42. In Scholastic theology, pioneered by St. Anselm and St. Albert, philosophically trained reason confirms the fundamental harmony between the knowledge of revealed truths and the knowledge of natural truths; a corresponding growth of love is fired by the intellect’s progress toward the one truth of all things, as St. Bonaventure showed.
B. The Enduring Originality of St. Thomas Aquinas
43. Recovering the treasures in the philosophy of Aristotle and engaging his leading Arab and Jewish commentators in fruitful dialogue, the Common Doctor traced out a new path for philosophy and worked out the model for the right way to do theology in the schools as the harmonious constructing and perfecting of reason on the foundation of faith.
44. St. Thomas showed how to bring to the maturity of wisdom the complementary philosophical intellect and theological revelation in a realist teaching of “what is,” which recognizes the objectivity of truth and arrives at a right judgment concerning the divine realities proposed by faith.
C. The Drama of the Separation of Faith and Reason
45. This recognition of the organic link that joins the distinct disciplines of theology and philosophy gave way to a growing suspicion, separation, and eventually division into an exaggerated rationalism independent of faith (Averroism) and an exaggerated fideism distrustful of reason (mysticism; nominalism).
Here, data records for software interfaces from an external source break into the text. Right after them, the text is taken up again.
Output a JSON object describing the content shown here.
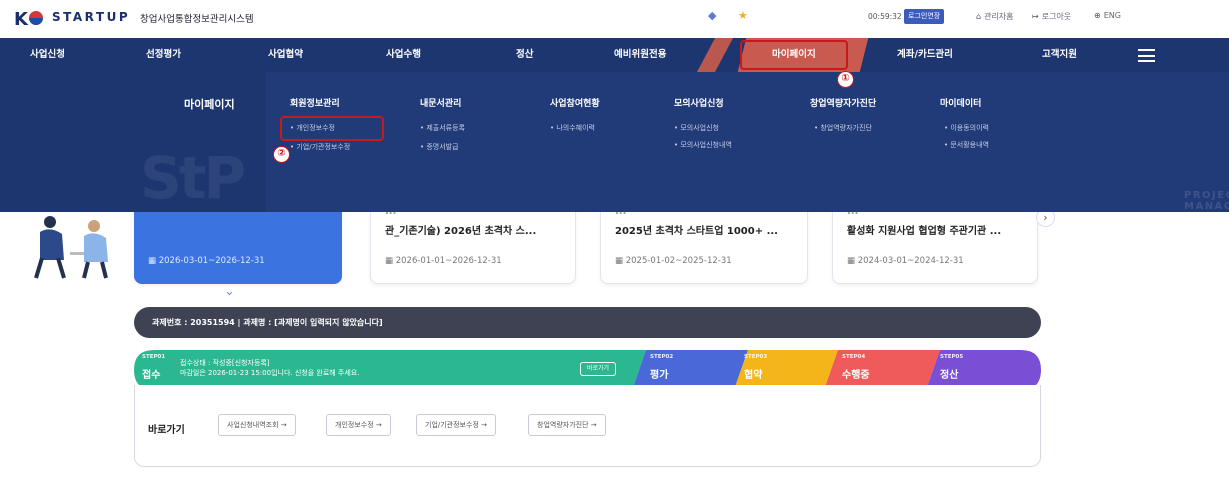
{
  "header": {
    "logo_text": "STARTUP",
    "system_name": "창업사업통합정보관리시스템",
    "timer": "00:59:32",
    "extend_label": "로그인연장",
    "links": [
      "관리자홈",
      "로그아웃",
      "ENG"
    ]
  },
  "nav": {
    "items": [
      "사업신청",
      "선정평가",
      "사업협약",
      "사업수행",
      "정산",
      "예비위원전용",
      "마이페이지",
      "계좌/카드관리",
      "고객지원"
    ]
  },
  "mega": {
    "title": "마이페이지",
    "watermark": "StP",
    "subtitle": "PROJECT MANAGEMENT SYSTEM",
    "columns": [
      {
        "head": "회원정보관리",
        "items": [
          "개인정보수정",
          "기업/기관정보수정"
        ]
      },
      {
        "head": "내문서관리",
        "items": [
          "제출서류등록",
          "증명서발급"
        ]
      },
      {
        "head": "사업참여현황",
        "items": [
          "나의수혜이력"
        ]
      },
      {
        "head": "모의사업신청",
        "items": [
          "모의사업신청",
          "모의사업신청내역"
        ]
      },
      {
        "head": "창업역량자가진단",
        "items": [
          "창업역량자가진단"
        ]
      },
      {
        "head": "마이데이터",
        "items": [
          "이용동의이력",
          "문서활용내역"
        ]
      }
    ]
  },
  "annotations": {
    "one": "①",
    "two": "②"
  },
  "cards": [
    {
      "title": "",
      "dates": "2026-03-01~2026-12-31"
    },
    {
      "title_top": "...",
      "title": "관_기존기술) 2026년 초격차 스...",
      "dates": "2026-01-01~2026-12-31"
    },
    {
      "title_top": "...",
      "title": "2025년 초격차 스타트업 1000+ ...",
      "dates": "2025-01-02~2025-12-31"
    },
    {
      "title_top": "...",
      "title": "활성화 지원사업 협업형 주관기관 ...",
      "dates": "2024-03-01~2024-12-31"
    }
  ],
  "task_bar": "과제번호 : 20351594  |  과제명 : [과제명이 입력되지 않았습니다]",
  "steps": [
    {
      "step": "STEP01",
      "name": "접수",
      "status": "접수상태 : 작성중[신청자등록]",
      "deadline": "마감일은 2026-01-23 15:00입니다. 신청을 완료해 주세요.",
      "btn": "바로가기",
      "color": "#2bb890"
    },
    {
      "step": "STEP02",
      "name": "평가",
      "color": "#4a68d8"
    },
    {
      "step": "STEP03",
      "name": "협약",
      "color": "#f3b51a"
    },
    {
      "step": "STEP04",
      "name": "수행중",
      "color": "#ef5a5a"
    },
    {
      "step": "STEP05",
      "name": "정산",
      "color": "#7a4fd6"
    }
  ],
  "quick": {
    "title": "바로가기",
    "buttons": [
      "사업신청내역조회 →",
      "개인정보수정 →",
      "기업/기관정보수정 →",
      "창업역량자가진단 →"
    ]
  }
}
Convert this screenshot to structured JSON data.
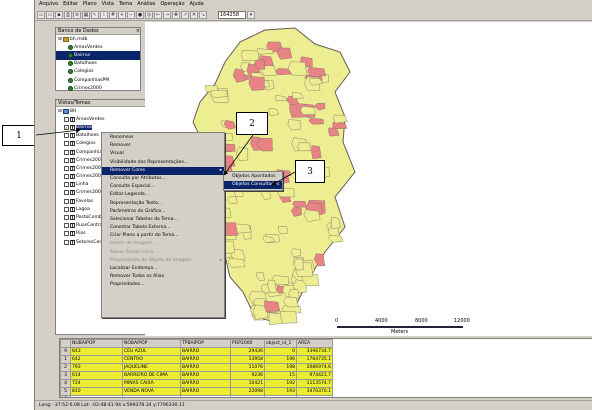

46. Strong currents opposed to Christian revelation and philosophical realism subsequently arose out of these radical positions: idealism, secular humanism, positivism, and eventually nihilism, which rejects the possibility of attaining truth and forming commitments, offering instead immediate sensual gratification and the ephemeral experiences so attractive to many of our contemporaries.